“Q10 Pharmaceutical Quality System”
“Process Validation: General Principles and Practices”
further describe this new thinking and introduce a regulatory framework intended to encourage development and innovation within the pharmaceutical industry.2,4

While intended for the twenty-first century, each of these documents reflect basic principles first proposed after World War II by Dr. Joseph Juran and Dr. W. Edwards Deming. As agency guidance is increasingly aligned with the principles of these founding fathers of modern-day quality, it is worth exploring Juran’s and Deming’s views on leadership and learning how they evolved from engineers to philosophers in management.

After World War II, Juran and Deming both traveled to Japan to help rebuild the country’s economy. Their efforts helped revolutionize the quality system of Japan and started a quality revolution that the rest of the world could not help but notice. Evidence of Juran and Deming’s work is present today in FDA guidance documents and regulations, as well as in other industries that have quality system regulations.

Leaders in the pharmaceutical industry must recognize that as quality systems have evolved, so too have the expectations and responsibilities they must fulfill. Quality cannot be an afterthought with any product, nor can it be the responsibility of any one department. Quality must be instilled within an organization and designed into processes and systems. Most importantly, perhaps, the culture of quality must begin with the leaders in the organization. These concepts are also detailed within the “Q10 Pharmaceutical Quality System” Guidance for Industry.3

In 1925 Juran joined the Inspection Statistical Department at Western Electric, where he was in charge of integrating statistical sampling and control charting techniques into the system. At this time, quality management systems were focused solely on the end product. But Juran saw things differently. He recognized that this approach was missing something—the human element. Some of the biggest hurdles organizations faced, he realized, were human relations problems and employee resistance to change.5Rather than confining quality to a specific department, he said, “It is most important that top management be quality-minded. In the absence of sincere manifestation of interest at the top, little will happen below.”6

Juran later moved on to management consulting, and by 1951 had written the first edition of his landmark Quality Control Handbook.7 This publication attracted the attention of the Japanese and earned him an invitation to work with 10 manufacturing companies, including Takeda Pharmaceutical Company, the largest pharmaceutical company in Japan and Asia and one of the top 15 in the world.8,9

Dr. W. Edwards Deming, who had a very similar philosophy to Juran’s, also traveled to postwar Japan. He saw that the root cause of many quality issues came from top management. At that time quality issues were frequently attributed to the worker—and often are today, as well. Deming saw through this and identified organizational culture as a root cause.10 Quality was not something that could be attained without first designing an entire organization and related processes around it; these concepts are reflected today within the FDA documents mentioned above.2,4

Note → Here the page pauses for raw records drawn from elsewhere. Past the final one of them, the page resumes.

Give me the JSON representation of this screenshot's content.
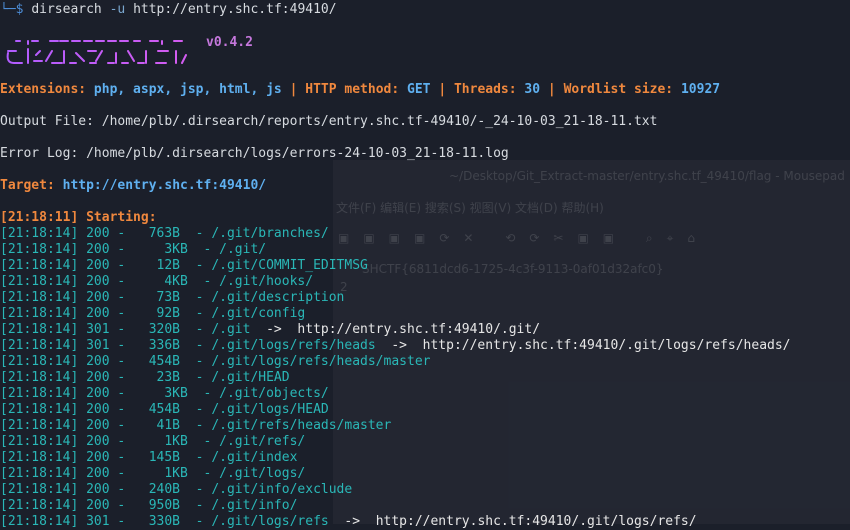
{
  "prompt": {
    "symbol": "└─$",
    "command": "dirsearch",
    "flag": "-u",
    "url": "http://entry.shc.tf:49410/"
  },
  "banner": {
    "version": "v0.4.2"
  },
  "config": {
    "ext_label": "Extensions:",
    "ext_value": "php, aspx, jsp, html, js",
    "method_label": "HTTP method:",
    "method_value": "GET",
    "threads_label": "Threads:",
    "threads_value": "30",
    "wordlist_label": "Wordlist size:",
    "wordlist_value": "10927",
    "separator": "|"
  },
  "output_file": "Output File: /home/plb/.dirsearch/reports/entry.shc.tf-49410/-_24-10-03_21-18-11.txt",
  "error_log": "Error Log: /home/plb/.dirsearch/logs/errors-24-10-03_21-18-11.log",
  "target": {
    "label": "Target:",
    "url": "http://entry.shc.tf:49410/"
  },
  "starting": "[21:18:11] Starting:",
  "results": [
    {
      "text": "[21:18:14] 200 -   763B  - /.git/branches/",
      "redirect": ""
    },
    {
      "text": "[21:18:14] 200 -     3KB  - /.git/",
      "redirect": ""
    },
    {
      "text": "[21:18:14] 200 -    12B  - /.git/COMMIT_EDITMSG",
      "redirect": ""
    },
    {
      "text": "[21:18:14] 200 -     4KB  - /.git/hooks/",
      "redirect": ""
    },
    {
      "text": "[21:18:14] 200 -    73B  - /.git/description",
      "redirect": ""
    },
    {
      "text": "[21:18:14] 200 -    92B  - /.git/config",
      "redirect": ""
    },
    {
      "text": "[21:18:14] 301 -   320B  - /.git",
      "redirect": "  ->  http://entry.shc.tf:49410/.git/"
    },
    {
      "text": "[21:18:14] 301 -   336B  - /.git/logs/refs/heads",
      "redirect": "  ->  http://entry.shc.tf:49410/.git/logs/refs/heads/"
    },
    {
      "text": "[21:18:14] 200 -   454B  - /.git/logs/refs/heads/master",
      "redirect": ""
    },
    {
      "text": "[21:18:14] 200 -    23B  - /.git/HEAD",
      "redirect": ""
    },
    {
      "text": "[21:18:14] 200 -     3KB  - /.git/objects/",
      "redirect": ""
    },
    {
      "text": "[21:18:14] 200 -   454B  - /.git/logs/HEAD",
      "redirect": ""
    },
    {
      "text": "[21:18:14] 200 -    41B  - /.git/refs/heads/master",
      "redirect": ""
    },
    {
      "text": "[21:18:14] 200 -     1KB  - /.git/refs/",
      "redirect": ""
    },
    {
      "text": "[21:18:14] 200 -   145B  - /.git/index",
      "redirect": ""
    },
    {
      "text": "[21:18:14] 200 -     1KB  - /.git/logs/",
      "redirect": ""
    },
    {
      "text": "[21:18:14] 200 -   240B  - /.git/info/exclude",
      "redirect": ""
    },
    {
      "text": "[21:18:14] 200 -   950B  - /.git/info/",
      "redirect": ""
    },
    {
      "text": "[21:18:14] 301 -   330B  - /.git/logs/refs",
      "redirect": "  ->  http://entry.shc.tf:49410/.git/logs/refs/"
    }
  ],
  "ghost_window": {
    "title": "~/Desktop/Git_Extract-master/entry.shc.tf_49410/flag - Mousepad",
    "menu": "文件(F)   编辑(E)   搜索(S)   视图(V)   文档(D)   帮助(H)",
    "content_line": "SHCTF{6811dcd6-1725-4c3f-9113-0af01d32afc0}",
    "line_no": "2"
  }
}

Deming began his career working for the US Department of the Census and the Bureau of Labor Statistics. Here he applied the principles of Walter Shewhart by integrating statistical process control to an operation. Shewhart identified problems in manufacturing as the result of either common or special variation. Common variation, which is inherently present in a process, represents the “noise” in a system. Special variation is assignable variation that results in a significant process change.10

Deming took this one step further and developed a philosophy of management based largely on Shewart’s principles. Management, he said, can lead by understanding what he called his “System of Profound Knowledge”.11